1. Be clear with the author before you start whether your name will be on the book. Some collaborators charge one fee if their name is on the book, and increase the fee if they get no recognition.
2. If it's a royalty project, who will market the book? Will you sell the book through an agent? If no agent is involved, who is responsible for the sale? (The author usually doesn't know the business and normally that task falls on the writer.)
3. Consider adding an escape clause. If the person isn't happy with you or you're not happy with the author, you need an easy way to break it off.
I usually say that if either party wishes to terminate the contract, a simple letter to that effect is all it takes. You do not return any money. If, for instance, you receive half of the agreed-on price and you do your job, but the author isn't satisfied, let the author stop the proceedings. You will have done what you agreed to do.
One time an author severed the relationship and wanted the money back. I had agreed to write a self-published book for a concentration-camp survivor of World War II from Eastern Europe. I did it on a three-part payment plan.

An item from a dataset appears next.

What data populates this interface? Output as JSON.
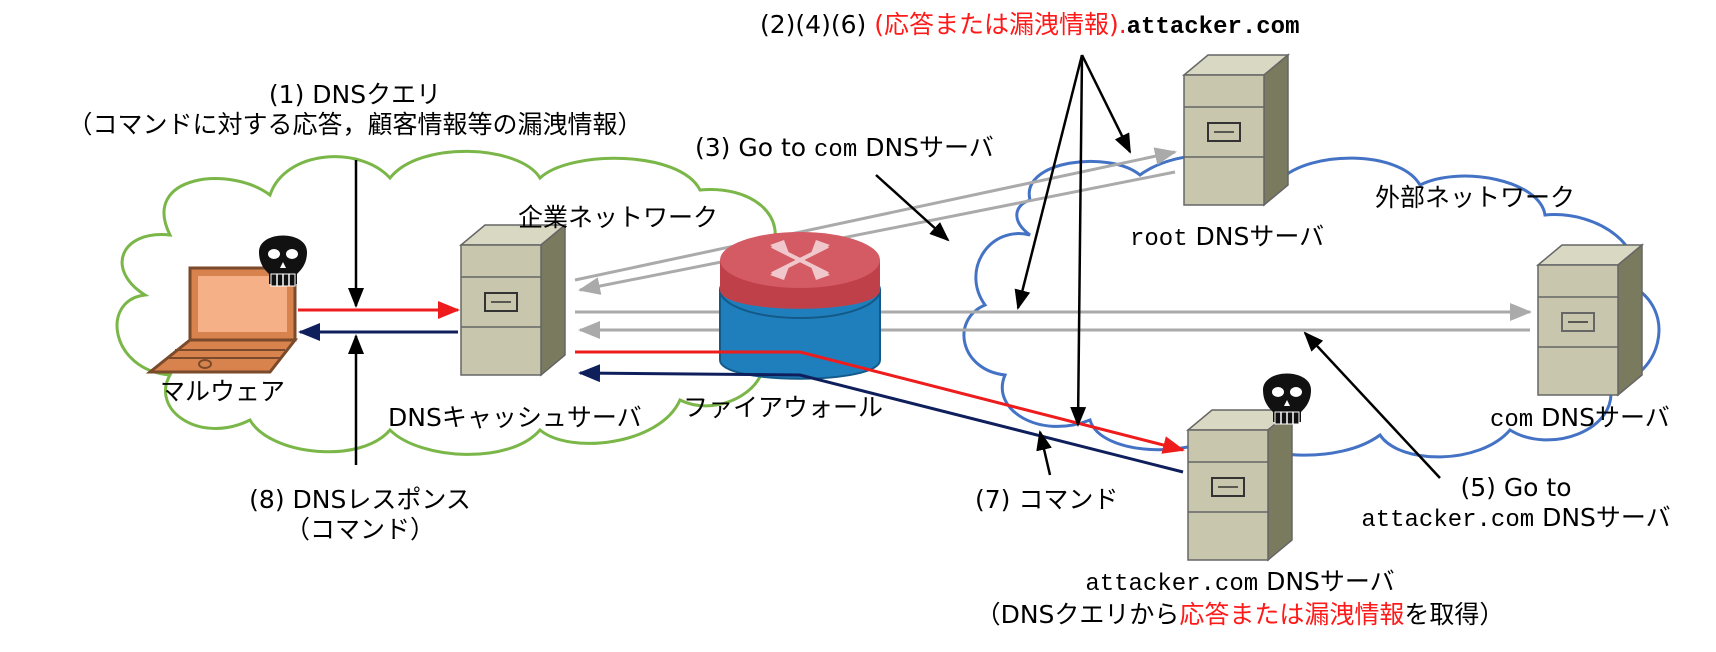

After I completed the initial agreement of sending him sample chapters and a synopsis, he became ill. His lawyer terminated the agreement and asked me to return the initial payment. I sent him a copy of our covenant and I never heard from him again.